The Calgary Atlas Project seeks to recover crucial stories about Calgary’s past and present, stories that illuminate in surprising ways the character and diversity of the city. Forgotten or overlooked stories from Calgary’s history are mapped onto the city’s geography, highlighting significant sites, events, and people in Calgary’s past. Ultimately the project will produce eighteen to twenty maps, spanning the earliest moments of habitation and settlement to the latest re-developments in the East Village.
The first two maps produced showcased Calgary’s LGBTQ2S+ history and First Nations participation in the Calgary Stampede. Other maps explore the history of alternative art movements, labour activism, Calgary's lost cinemas and architectural heritage. Most recently, we have completed maps of the literary scene of the 1920s, the people and places of the Stampede Wrestling empire, and map of Calgary from the perspective of wild animals. Upcoming maps will illustrate immigration waves (as reflected in ethnic groceries and restaurants of International Avenue), Calgary’s Jewish history, alternative energies, and sports and diversity.
Each map has text written by local historians and images specially commissioned from Calgary artists, in most cases artists who have a relation to the history they are interpreting. The Atlas aims to bring a new vision of Calgary to Calgary; to show us how we got to where we are, and who we came to be.
The Calgary Atlas Project is an initiative of the Calgary Institute for the Humanities at the University of Calgary, and is generously supported by the Calgary Foundation. Individual maps are available from Calgary’s fine independent bookstores including Shelf Life Books, The Next Page, Pages Kensington, Owl’s Nest Books, as well as Map Town and Lougheed House. The project is steered by a group of five professors at the University of Calgary: George Colpitts (History), Jim Ellis (English; CIH), Nancy Janovicek (History), Graham Livesey (School of Architecture, Planning and Landscape), and Charles Tepperman (Communications, Media and Film).

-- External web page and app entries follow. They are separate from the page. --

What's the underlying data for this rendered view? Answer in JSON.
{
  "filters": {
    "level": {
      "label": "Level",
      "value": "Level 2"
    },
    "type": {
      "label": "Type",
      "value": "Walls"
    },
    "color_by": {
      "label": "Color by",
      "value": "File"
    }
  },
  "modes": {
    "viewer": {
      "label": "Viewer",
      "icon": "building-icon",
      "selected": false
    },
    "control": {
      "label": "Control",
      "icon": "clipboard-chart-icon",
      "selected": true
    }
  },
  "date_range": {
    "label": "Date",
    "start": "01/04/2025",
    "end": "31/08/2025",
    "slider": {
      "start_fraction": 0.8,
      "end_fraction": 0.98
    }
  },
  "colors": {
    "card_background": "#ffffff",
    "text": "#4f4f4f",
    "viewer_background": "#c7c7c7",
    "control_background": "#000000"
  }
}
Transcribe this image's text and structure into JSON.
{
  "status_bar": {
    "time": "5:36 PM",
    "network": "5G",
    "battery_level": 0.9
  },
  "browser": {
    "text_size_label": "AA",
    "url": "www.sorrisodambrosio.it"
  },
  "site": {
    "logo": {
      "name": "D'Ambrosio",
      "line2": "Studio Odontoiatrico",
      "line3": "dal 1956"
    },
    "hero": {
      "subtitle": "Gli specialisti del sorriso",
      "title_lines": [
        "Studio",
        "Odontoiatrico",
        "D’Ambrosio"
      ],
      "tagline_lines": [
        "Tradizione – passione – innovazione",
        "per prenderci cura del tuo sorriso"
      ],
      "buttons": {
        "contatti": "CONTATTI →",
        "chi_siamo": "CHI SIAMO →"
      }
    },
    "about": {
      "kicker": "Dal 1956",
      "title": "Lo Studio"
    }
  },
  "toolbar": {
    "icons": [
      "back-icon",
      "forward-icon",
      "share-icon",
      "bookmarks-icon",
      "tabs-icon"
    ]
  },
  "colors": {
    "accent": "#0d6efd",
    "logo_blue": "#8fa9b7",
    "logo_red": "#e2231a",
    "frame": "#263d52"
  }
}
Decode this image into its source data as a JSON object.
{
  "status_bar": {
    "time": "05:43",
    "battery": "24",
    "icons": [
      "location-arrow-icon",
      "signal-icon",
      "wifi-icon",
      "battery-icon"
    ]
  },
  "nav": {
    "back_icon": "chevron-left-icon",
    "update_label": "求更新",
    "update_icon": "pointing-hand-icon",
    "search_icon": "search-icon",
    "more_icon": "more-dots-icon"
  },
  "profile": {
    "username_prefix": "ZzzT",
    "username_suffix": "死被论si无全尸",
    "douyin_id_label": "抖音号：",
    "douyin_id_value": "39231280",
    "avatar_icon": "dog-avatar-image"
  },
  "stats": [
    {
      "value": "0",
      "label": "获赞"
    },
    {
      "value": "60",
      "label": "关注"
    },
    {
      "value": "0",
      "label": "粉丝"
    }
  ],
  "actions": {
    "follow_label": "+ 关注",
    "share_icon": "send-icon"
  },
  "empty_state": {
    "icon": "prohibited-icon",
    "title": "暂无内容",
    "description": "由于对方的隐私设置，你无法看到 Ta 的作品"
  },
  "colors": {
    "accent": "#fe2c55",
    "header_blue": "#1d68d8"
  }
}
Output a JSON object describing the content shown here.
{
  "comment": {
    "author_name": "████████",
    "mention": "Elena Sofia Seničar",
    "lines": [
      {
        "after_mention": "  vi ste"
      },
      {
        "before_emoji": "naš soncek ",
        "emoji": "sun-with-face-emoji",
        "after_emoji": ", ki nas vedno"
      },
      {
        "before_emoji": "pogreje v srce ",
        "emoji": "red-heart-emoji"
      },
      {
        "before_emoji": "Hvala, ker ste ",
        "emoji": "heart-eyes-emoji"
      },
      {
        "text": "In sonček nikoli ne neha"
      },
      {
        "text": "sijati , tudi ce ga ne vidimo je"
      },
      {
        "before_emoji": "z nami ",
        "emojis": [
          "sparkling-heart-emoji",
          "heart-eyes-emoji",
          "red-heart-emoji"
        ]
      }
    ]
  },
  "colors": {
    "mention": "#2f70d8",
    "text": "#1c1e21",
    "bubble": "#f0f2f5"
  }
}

In Summer 2020, the Atlas Project was the recipient of a Calgary Foundation Grant. We are enormously grateful for this grant as it has allowed us to hire a project manager to oversee the production of the forthcoming maps and to work on effective distribution schemes for the maps, making sure that they are read by the communities that would benefit from them the most.